An increase in renewable generation and grid edge technologies is enabling the flexibility to decarbonise the power grid.

The weather over the springtime public holidays has become a recipe for record lows in Great Britain’s power grid carbon intensity.

Easter Monday this year saw the carbon intensity of the power grid drop to a new record low of 39 gCO2/kWh at 1pm, with zero carbon sources providing nearly four fifths of electricity. Wind and solar accounted for 60% of the generation mix.

Last year was the greenest year on record for the electricity system, with the average carbon intensity reaching a new low. May 2020 saw both the greenest month on record and the greenest moment at 46 gCO2/kWh. Britain’s power grid has decarbonised by 66% in the last seven years and National Grid ESO’s ambition is to be able to operate a zero-carbon electricity system by 2025.

Increasing renewables

We’ve seen widespread reductions in electricity demand over the past year which was a key factor in reducing 2020’s carbon intensity, but new records set for renewable power sources and the longest stretch of coal-free power (almost 68 days) have made this possible.

The average carbon intensity of May 2020 was 143 gCO2/kWh, but to meet the UK government’s 68% reduction in carbon emissions by 2030, the annual average carbon intensity must be below 100 gCO2/kWh.

Action is still needed to increase the quantity of renewable generation connected to the grid, but this also highlights the need for more low carbon technologies to provide power when output from renewable generation is low.

New research estimates that global electricity consumption will double by 2050 due to the electrification of transport and heat, which would require four-times as much low carbon power output compared to today.

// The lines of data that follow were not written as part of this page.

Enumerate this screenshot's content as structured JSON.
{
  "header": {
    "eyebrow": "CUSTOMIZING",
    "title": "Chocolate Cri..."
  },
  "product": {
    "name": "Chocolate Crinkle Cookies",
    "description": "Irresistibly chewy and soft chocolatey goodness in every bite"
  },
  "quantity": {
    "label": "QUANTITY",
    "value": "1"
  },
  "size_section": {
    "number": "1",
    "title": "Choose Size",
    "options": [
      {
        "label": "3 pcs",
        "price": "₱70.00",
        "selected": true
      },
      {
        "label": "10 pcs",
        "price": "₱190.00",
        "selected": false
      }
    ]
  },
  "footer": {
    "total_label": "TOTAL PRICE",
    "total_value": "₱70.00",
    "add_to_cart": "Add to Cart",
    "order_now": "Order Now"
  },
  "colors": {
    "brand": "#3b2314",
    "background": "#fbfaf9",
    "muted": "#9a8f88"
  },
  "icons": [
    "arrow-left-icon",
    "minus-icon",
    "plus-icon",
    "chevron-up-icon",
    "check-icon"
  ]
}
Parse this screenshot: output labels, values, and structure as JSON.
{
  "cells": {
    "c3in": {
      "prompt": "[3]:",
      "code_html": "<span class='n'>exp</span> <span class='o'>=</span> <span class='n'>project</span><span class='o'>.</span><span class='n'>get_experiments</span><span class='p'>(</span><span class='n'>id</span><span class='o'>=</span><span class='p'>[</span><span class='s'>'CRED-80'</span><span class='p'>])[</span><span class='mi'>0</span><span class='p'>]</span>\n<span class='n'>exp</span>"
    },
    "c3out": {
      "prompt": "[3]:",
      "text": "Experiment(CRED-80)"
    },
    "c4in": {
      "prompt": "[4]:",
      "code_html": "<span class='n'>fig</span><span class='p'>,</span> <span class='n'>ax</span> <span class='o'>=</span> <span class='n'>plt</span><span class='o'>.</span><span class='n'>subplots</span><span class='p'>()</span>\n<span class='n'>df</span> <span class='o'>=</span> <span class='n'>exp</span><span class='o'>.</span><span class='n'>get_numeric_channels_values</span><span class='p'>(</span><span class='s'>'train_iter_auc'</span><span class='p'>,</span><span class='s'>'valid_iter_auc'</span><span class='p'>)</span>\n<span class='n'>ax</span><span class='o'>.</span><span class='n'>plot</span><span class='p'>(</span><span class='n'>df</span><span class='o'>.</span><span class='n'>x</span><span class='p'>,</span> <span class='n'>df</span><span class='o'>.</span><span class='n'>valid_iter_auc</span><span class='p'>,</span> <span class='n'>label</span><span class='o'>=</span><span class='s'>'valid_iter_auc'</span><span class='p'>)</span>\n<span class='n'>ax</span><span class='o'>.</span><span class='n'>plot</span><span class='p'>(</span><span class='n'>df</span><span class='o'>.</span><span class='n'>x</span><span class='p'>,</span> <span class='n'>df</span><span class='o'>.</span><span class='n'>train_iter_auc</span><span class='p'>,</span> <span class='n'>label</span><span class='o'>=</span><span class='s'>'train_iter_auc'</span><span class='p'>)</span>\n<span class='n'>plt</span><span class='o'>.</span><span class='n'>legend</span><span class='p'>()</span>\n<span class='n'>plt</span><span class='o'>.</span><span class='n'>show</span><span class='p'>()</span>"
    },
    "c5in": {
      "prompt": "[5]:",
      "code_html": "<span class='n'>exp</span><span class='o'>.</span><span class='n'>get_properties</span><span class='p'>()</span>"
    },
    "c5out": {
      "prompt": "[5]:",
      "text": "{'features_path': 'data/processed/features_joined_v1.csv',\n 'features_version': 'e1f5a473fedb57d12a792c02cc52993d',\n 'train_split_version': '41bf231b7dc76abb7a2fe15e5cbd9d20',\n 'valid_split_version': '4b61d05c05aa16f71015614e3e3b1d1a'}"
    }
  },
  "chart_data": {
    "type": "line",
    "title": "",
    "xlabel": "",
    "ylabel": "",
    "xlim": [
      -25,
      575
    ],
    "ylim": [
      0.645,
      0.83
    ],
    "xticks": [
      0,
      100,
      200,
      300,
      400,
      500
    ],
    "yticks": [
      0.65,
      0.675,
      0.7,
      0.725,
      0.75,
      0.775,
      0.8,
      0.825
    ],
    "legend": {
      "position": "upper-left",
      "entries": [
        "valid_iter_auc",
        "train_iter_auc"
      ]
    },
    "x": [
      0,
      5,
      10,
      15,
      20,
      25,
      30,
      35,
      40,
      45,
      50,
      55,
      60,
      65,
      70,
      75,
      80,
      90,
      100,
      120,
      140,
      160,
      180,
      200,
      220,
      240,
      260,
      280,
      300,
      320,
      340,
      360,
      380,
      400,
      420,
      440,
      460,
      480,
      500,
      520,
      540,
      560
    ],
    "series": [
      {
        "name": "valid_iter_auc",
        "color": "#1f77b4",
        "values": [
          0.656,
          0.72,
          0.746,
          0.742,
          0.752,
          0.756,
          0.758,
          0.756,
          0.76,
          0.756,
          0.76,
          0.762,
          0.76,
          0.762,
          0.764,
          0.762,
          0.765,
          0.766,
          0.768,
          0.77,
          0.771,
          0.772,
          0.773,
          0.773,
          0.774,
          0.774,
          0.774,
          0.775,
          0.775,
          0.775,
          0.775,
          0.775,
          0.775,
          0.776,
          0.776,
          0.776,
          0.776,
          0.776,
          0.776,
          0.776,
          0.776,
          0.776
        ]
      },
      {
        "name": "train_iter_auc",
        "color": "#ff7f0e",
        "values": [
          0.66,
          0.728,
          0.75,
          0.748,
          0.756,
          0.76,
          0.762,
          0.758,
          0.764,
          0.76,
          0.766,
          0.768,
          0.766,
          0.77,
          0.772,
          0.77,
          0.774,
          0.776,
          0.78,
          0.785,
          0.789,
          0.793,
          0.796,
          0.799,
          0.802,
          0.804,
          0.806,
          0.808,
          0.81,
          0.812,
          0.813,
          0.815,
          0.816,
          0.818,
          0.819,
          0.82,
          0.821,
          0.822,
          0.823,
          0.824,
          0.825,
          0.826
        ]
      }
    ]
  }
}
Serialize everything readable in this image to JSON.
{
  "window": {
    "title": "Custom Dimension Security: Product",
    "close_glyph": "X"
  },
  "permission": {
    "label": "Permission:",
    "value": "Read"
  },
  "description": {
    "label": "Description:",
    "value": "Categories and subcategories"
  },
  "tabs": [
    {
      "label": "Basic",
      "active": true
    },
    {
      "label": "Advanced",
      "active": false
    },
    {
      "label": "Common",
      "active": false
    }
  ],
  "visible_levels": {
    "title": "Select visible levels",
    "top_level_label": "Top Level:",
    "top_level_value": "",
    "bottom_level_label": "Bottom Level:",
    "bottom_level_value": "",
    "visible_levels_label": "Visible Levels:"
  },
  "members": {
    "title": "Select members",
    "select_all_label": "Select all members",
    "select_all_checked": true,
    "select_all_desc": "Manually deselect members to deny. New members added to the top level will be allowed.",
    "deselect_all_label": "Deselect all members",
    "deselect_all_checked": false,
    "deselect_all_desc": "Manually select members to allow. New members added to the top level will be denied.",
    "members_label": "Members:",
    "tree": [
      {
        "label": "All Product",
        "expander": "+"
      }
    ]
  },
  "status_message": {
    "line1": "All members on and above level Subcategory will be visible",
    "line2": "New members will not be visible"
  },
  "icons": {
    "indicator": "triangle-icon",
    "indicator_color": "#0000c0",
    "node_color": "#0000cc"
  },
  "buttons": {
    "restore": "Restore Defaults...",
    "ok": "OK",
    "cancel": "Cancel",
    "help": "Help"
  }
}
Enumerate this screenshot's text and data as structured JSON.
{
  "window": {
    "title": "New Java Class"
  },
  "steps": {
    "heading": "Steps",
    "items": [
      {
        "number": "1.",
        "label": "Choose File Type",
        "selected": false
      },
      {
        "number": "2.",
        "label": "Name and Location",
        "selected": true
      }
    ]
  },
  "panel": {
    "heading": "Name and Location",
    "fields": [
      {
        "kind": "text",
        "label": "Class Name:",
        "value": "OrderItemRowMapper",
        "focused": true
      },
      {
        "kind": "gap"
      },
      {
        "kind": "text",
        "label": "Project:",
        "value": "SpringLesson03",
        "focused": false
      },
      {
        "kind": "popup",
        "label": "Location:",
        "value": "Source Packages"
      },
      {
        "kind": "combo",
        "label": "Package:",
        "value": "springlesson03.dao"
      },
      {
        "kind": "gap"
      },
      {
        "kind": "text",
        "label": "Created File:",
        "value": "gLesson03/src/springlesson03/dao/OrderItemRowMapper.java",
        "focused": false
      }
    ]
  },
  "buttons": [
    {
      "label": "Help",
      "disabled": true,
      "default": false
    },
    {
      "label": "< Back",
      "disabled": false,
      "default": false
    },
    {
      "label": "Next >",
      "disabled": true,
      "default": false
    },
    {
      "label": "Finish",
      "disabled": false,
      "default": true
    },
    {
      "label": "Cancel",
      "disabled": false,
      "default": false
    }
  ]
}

This wide-scale deployment of renewable generation needs to start from now, with at least 40 GW of new capacity being connected to Britain’s electricity system by 2030.

Supply and demand

For the future electricity system to be as flexible as the current one, renewable generators need to store and release energy on demand. To maximise this, new tools are being deployed to forecast future energy demands and prepare for environmental factors.

Grid edge technologies such as distributed storage, distributed generation, smart meters, smart appliances, and electric vehicles are becoming more commonplace and continuing to innovate how we interact with our energy supply. Utility scale battery storage has a vital role to play in Britain’s energy mix and, alongside the wide-scale deployment of renewable generation, as much as 30 GW installed capacity could be required by 2050.

The key trends of decarbonisation, decentralisation and digitalisation are driving rapid change in the industry. Grid edge technologies are disrupting electricity infrastructure, enabling renewables to provide reliable baseload generation for a low carbon power grid, and empowering consumers to take control of their energy use.


At what pace do we need to deploy low carbon technologies to meet the electricity demand of the future and how can we ensure that demand reduction remains at the forefront?